PART 1 DEEPENS THE UNDERSTANDING OF EXTREME SPEECH by offering concrete examples of how it operates in different cultural and political contexts. It connects cases from Eastern Europe, Southeast Asia, and Africa to provide a practical illustration of the limits of the “hate speech” framework. These connections show how this framework is unable to capture the ways in which extreme practices can provide means to talk back to prevailing power or, conversely, how the sanctioning of expressions labeled as “hate speech” can allow power to perpetrate its hegemonic control over political discourse.
In the first chapter, David Boromisza-Habashi describes how the trading of accusations of “hate speech” among Hungarian politicians invites a competition of moralities that can ultimately erode their own moral force. It also illustrates the power of ethnography to reveal diverse debates surrounding hate speech and free speech as value-laden metadiscourses vying to inform speech governance.
In chapter 2, Jonathan Corpus Ong develops the example of extreme speech as power. Through a unique set of interviews with digital organizers and influencers in the Philippines, Ong offers a snapshot that both captures the ordinariness of extreme speech and locates it in the broader context of digital capitalism and exploitation. Exploring the digital labor behind disinformation, the chapter recognizes disinformation producers as digital workers, composing a “digital sweatshop” of paid troll work.
In chapter 3, David Katiambo explains how institutional power in Kenya has been labeling extreme speech as hate speech to cement its authority. The regime covertly naturalizes its discourse through social media platforms and users in a way that exercises political power without calling attention to it, whereas platforms like Facebook and Twitter—by virtue of being near monopolies—control the definition of hate speech. The chapter also extends reflections on coloniality and decoloniality in Africa to the digital sphere and provides a conceptual toolbox that can be used to critically interrogate the endurance of old practices of domination in new communicative spaces.

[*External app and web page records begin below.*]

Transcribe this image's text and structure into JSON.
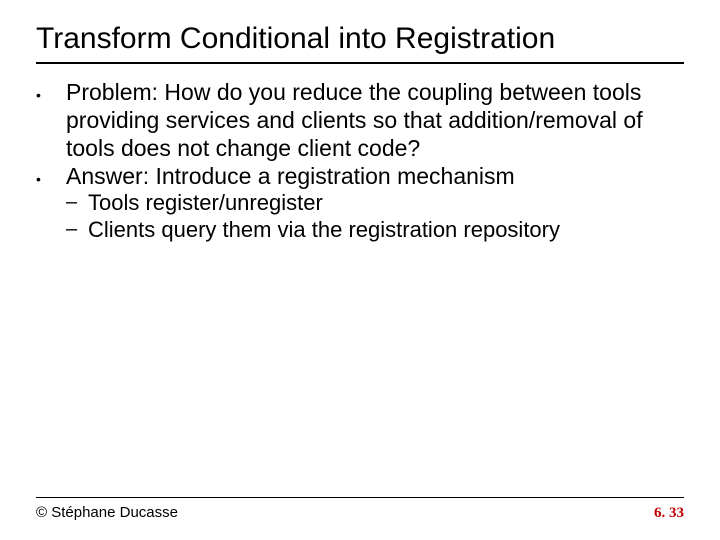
{
  "title": "Transform Conditional into Registration",
  "bullets": {
    "problem": "Problem: How do you reduce the coupling between tools providing services and clients so that addition/removal of tools does not change client code?",
    "answer": "Answer: Introduce a registration mechanism",
    "sub1": "Tools register/unregister",
    "sub2": "Clients query them via the registration repository"
  },
  "footer": {
    "author": "© Stéphane Ducasse",
    "page": "6. 33"
  }
}
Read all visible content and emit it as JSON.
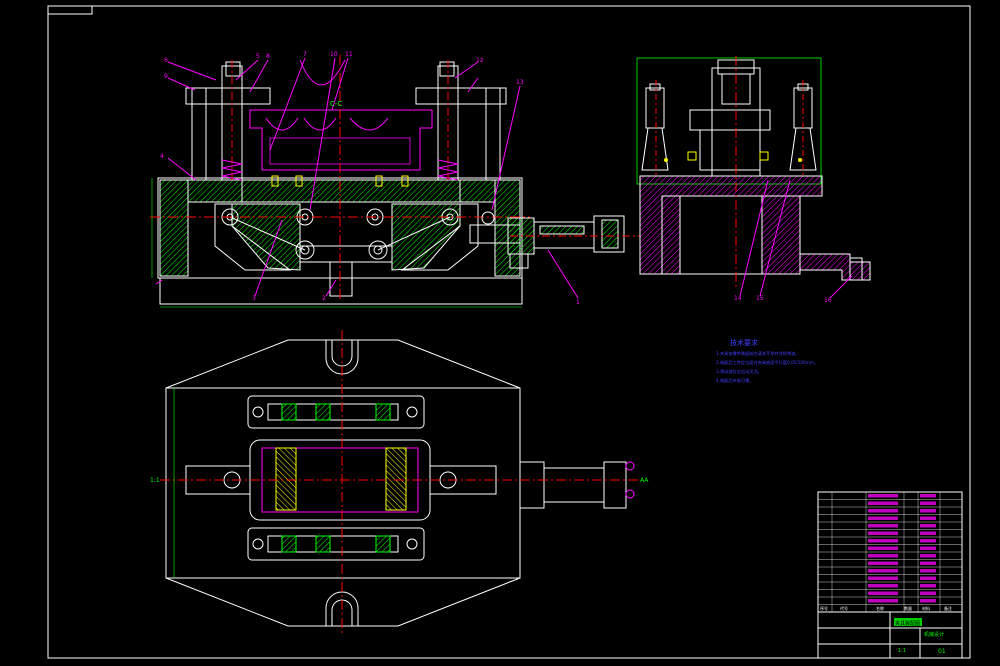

In the last chapter of part 1, Max Kramer focuses on India and explains how democracy can be diminished by labeling the expressions of resentment by those living under discrimination and structural violence as “hate speech.” Nietzsche’s concept of “ressentiment” is used to analyze the reactions of the weak who cannot fight in any way other than to moralize and take what is suppressing them as amoral, which can lead to a cycle of autovictimization and revenge. Kramer explains that speech can be transgressive and legitimate at the same time, as the claims that minority citizens are permitted to make against the nation-state are part of a problematic moral-normative framework.